Every year students embark on an incredible expedition to the wild’s of the Galapagos Islands. BIO 4904 Field Biology and Evolution of the Galapagos Islands, taught by Dr. Mark Bush, is a field biological sciences course that emphasizes climate and evolution processes and patterns of the Galapagos. The completely immersive experience allows students to investigate a plethora of unique biota that can only be observed on the islands.
Two biological sciences Ph.D. students, Majoi de Novaes Nascimiento and Pablo Juarbe Martinez, took the journey with Dr. Bush over the summer. With their cameras at the ready, they were able to capture beautiful photos of hte wildelife the observed on the islands. The budding photographers submitted some of their photos to the 2017 BMC Ecology Image Competition and both won honorable mentions.

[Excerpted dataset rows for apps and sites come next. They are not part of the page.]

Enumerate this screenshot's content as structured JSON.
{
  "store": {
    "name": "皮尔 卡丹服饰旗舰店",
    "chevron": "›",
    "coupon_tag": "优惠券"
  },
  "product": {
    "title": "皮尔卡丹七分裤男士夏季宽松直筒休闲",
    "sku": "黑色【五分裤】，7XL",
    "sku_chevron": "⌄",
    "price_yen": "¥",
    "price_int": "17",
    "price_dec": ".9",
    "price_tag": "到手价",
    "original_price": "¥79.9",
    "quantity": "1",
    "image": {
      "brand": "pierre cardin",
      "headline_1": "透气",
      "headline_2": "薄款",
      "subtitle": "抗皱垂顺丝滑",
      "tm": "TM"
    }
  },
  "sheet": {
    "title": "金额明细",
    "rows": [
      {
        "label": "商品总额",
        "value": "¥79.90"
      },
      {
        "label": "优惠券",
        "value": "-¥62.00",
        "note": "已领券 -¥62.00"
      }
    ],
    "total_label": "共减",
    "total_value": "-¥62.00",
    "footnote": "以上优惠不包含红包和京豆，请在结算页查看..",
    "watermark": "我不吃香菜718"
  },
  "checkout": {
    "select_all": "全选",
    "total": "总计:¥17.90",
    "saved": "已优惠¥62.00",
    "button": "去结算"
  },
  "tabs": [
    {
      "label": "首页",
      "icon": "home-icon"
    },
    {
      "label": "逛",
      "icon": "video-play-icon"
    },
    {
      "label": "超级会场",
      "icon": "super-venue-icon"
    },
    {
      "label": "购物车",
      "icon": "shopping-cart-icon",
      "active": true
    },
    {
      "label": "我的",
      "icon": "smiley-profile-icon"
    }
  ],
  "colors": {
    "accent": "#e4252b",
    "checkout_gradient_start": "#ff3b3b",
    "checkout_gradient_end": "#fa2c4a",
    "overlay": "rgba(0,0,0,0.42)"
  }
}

The annual competition features entries from ecologists around the world and is designed to, according to BMC, showcase “research that is increasing our understanding of ecosystems worldwide and the beauty and diversity of life on our planet.”
Pablo Juarbe Martinez captured a sandy-faced s sea lion dozing on the coast of San Cristobal Island.
“The Galapagos field course gave me the opportunity to explore the wonders of nature and science in a fun learning environment,” he said.
Meanwhile, Majoi de Novaes Nascimiento’s photo captured a swallow-tailed gull who spends most of its life out at sea visiting the island to breed.
“For those studying biology or ecology, the course is an amazing opportunity to get in contact with the history of our field and understand the foundations of Darwin’s ideas in a practical way,” she said.
The winning photos were published online by the Sunday Mail in London and can be found here.
So what’s a field research trip to the Galapagos really like? Ashley Philbeck, environmental science’ 15, shares her experience.